-- SUPPLIED MATERIAL follows --
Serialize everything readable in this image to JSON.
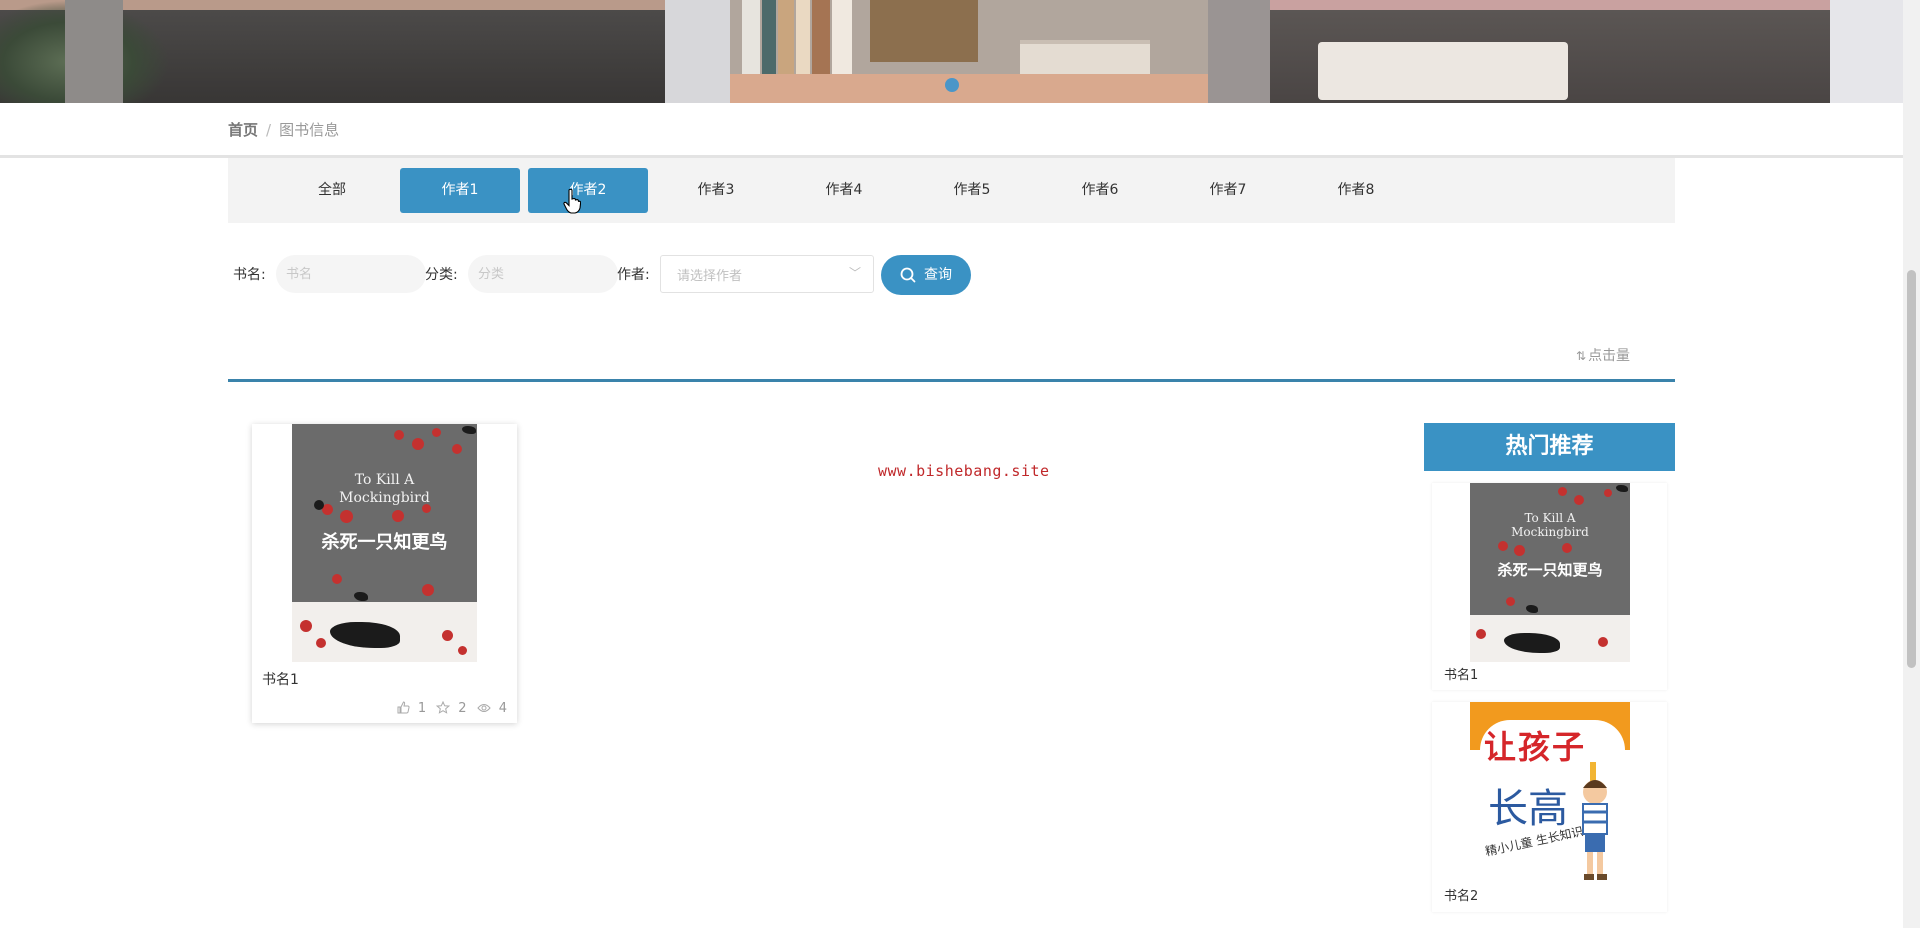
{
  "banner": {
    "slide_count": 1,
    "active_slide": 1
  },
  "breadcrumb": {
    "home": "首页",
    "separator": "/",
    "current": "图书信息"
  },
  "author_tabs": [
    {
      "label": "全部",
      "active": false
    },
    {
      "label": "作者1",
      "active": true
    },
    {
      "label": "作者2",
      "active": true
    },
    {
      "label": "作者3",
      "active": false
    },
    {
      "label": "作者4",
      "active": false
    },
    {
      "label": "作者5",
      "active": false
    },
    {
      "label": "作者6",
      "active": false
    },
    {
      "label": "作者7",
      "active": false
    },
    {
      "label": "作者8",
      "active": false
    }
  ],
  "search": {
    "name_label": "书名:",
    "name_placeholder": "书名",
    "category_label": "分类:",
    "category_placeholder": "分类",
    "author_label": "作者:",
    "author_placeholder": "请选择作者",
    "button_label": "查询"
  },
  "sort": {
    "label": "点击量"
  },
  "books": [
    {
      "name": "书名1",
      "cover": {
        "title_en_1": "To Kill A",
        "title_en_2": "Mockingbird",
        "title_cn": "杀死一只知更鸟"
      },
      "likes": "1",
      "favorites": "2",
      "views": "4"
    }
  ],
  "watermark": "www.bishebang.site",
  "hot": {
    "title": "热门推荐",
    "items": [
      {
        "name": "书名1",
        "cover": {
          "title_en_1": "To Kill A",
          "title_en_2": "Mockingbird",
          "title_cn": "杀死一只知更鸟"
        }
      },
      {
        "name": "书名2",
        "cover": {
          "line1": "让孩子",
          "line2": "长高",
          "sub": "精小儿童 生长知识问答"
        }
      }
    ]
  },
  "colors": {
    "accent": "#3a92c4",
    "watermark": "#c0282a",
    "tab_bar": "#f3f3f3"
  }
}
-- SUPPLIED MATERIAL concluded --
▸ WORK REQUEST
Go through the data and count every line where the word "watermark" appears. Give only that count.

▸ SOLUTION TO THE PROBLEM
2